*What to do:* Within the entries below, find every line that has the string "this", then copy it.
--
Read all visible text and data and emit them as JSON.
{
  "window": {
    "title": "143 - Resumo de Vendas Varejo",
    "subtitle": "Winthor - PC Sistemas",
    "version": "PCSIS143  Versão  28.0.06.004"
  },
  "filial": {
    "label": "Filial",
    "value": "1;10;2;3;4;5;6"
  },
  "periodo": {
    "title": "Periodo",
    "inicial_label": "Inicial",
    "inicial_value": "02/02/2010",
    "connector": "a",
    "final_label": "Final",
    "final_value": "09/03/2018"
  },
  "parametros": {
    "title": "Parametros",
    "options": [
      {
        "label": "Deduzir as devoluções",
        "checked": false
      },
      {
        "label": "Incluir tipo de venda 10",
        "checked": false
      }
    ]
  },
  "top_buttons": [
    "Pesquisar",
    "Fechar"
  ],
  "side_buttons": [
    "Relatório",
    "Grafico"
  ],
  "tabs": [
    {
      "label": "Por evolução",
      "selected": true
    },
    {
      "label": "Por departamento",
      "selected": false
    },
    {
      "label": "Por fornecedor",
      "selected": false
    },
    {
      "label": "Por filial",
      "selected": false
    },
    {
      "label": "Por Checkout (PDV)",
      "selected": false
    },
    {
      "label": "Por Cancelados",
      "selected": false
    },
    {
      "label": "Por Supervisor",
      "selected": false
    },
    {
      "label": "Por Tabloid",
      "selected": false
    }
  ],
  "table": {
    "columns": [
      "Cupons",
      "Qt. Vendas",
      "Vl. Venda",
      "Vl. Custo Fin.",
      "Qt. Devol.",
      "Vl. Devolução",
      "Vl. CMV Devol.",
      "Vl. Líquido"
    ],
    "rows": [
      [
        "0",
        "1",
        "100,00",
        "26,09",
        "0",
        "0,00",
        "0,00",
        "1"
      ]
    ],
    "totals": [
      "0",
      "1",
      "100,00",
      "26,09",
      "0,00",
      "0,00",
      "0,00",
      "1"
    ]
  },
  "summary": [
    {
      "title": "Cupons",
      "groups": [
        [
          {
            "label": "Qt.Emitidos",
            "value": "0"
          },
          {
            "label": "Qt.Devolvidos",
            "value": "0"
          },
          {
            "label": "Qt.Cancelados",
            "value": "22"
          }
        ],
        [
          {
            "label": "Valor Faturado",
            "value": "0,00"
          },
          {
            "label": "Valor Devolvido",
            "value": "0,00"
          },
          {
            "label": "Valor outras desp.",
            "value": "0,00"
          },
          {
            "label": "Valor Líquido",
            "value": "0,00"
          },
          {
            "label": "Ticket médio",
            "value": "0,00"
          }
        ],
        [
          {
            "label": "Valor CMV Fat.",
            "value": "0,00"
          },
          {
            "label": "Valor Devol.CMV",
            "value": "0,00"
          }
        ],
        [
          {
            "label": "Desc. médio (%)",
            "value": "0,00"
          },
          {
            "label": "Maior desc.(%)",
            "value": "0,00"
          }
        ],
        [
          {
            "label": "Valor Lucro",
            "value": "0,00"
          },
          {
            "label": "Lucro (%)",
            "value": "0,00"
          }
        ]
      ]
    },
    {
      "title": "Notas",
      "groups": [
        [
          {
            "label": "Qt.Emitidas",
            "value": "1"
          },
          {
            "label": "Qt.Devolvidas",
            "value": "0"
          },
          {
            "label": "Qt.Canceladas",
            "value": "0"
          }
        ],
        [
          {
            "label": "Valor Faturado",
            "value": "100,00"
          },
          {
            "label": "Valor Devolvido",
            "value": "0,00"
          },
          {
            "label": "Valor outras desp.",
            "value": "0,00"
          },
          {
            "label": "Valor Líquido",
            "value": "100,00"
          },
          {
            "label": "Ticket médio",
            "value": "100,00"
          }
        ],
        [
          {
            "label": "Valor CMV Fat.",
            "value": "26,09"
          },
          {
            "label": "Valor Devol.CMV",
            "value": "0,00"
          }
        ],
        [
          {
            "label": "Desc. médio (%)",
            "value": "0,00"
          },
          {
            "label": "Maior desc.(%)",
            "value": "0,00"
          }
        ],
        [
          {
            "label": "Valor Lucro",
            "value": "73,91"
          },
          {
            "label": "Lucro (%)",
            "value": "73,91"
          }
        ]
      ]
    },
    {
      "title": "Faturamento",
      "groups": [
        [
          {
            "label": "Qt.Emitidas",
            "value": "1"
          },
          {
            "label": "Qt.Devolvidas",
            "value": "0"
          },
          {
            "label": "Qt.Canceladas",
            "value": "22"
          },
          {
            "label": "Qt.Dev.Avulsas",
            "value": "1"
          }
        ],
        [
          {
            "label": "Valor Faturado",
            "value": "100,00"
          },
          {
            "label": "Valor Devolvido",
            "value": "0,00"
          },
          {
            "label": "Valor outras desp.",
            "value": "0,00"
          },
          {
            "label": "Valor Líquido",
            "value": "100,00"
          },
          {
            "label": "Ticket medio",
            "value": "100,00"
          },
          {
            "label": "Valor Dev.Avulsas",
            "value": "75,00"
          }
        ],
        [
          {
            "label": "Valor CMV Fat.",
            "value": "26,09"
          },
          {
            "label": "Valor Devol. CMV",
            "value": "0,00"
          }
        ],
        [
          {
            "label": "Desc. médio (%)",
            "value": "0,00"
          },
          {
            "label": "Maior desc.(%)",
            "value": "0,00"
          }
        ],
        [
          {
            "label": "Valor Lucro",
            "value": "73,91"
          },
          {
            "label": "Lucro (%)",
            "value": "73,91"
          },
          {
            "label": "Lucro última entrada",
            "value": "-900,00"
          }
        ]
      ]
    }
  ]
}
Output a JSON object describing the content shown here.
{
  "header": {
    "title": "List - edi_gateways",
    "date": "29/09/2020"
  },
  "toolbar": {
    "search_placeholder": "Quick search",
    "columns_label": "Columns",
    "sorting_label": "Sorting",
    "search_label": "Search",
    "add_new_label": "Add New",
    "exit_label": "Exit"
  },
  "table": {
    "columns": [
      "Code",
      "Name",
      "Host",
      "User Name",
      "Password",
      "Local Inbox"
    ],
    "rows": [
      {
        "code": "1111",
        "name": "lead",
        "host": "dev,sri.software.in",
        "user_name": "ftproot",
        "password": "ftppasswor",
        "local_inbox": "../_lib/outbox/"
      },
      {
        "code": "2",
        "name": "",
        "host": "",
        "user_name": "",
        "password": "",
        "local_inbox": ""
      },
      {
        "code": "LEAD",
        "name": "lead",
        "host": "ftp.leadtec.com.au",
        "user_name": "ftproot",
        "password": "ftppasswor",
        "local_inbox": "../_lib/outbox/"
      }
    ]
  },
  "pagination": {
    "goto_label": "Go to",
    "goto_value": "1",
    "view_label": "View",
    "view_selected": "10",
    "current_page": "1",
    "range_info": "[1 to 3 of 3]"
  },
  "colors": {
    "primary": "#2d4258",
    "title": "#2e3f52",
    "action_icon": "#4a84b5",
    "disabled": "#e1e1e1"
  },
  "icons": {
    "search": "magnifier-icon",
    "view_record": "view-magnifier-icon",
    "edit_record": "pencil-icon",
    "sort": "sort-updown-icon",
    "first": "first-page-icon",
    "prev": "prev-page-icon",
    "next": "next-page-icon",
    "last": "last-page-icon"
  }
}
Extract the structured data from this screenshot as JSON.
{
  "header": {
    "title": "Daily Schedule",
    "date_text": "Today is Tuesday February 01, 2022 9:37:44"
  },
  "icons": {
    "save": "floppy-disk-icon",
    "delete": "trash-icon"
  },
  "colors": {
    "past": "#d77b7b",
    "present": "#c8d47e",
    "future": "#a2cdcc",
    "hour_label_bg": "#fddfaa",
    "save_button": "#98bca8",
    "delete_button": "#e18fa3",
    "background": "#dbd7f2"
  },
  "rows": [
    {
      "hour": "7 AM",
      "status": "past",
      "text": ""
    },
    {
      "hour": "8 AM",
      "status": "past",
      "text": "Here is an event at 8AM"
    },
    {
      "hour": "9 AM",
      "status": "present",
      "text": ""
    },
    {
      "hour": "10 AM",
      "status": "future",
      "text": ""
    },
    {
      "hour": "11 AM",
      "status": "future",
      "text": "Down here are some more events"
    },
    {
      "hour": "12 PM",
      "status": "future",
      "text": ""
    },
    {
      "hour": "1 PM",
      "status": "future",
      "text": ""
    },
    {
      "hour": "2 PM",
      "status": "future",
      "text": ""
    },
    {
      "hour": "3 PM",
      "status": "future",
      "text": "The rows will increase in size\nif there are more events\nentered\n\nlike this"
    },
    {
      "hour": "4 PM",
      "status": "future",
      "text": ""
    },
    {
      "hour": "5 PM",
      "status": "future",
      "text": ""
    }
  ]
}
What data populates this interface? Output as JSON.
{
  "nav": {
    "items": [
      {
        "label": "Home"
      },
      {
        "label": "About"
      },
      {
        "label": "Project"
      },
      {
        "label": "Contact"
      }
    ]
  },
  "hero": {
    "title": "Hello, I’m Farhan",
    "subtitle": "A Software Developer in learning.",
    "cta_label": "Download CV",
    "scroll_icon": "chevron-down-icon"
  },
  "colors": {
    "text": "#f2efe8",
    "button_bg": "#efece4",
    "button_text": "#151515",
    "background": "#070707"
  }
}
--
*Solved exercise:*
Extract the structured data from this screenshot as JSON.
      "text": "The rows will increase in size\nif there are more events\nentered\n\nlike this"
What data populates this interface? Output as JSON.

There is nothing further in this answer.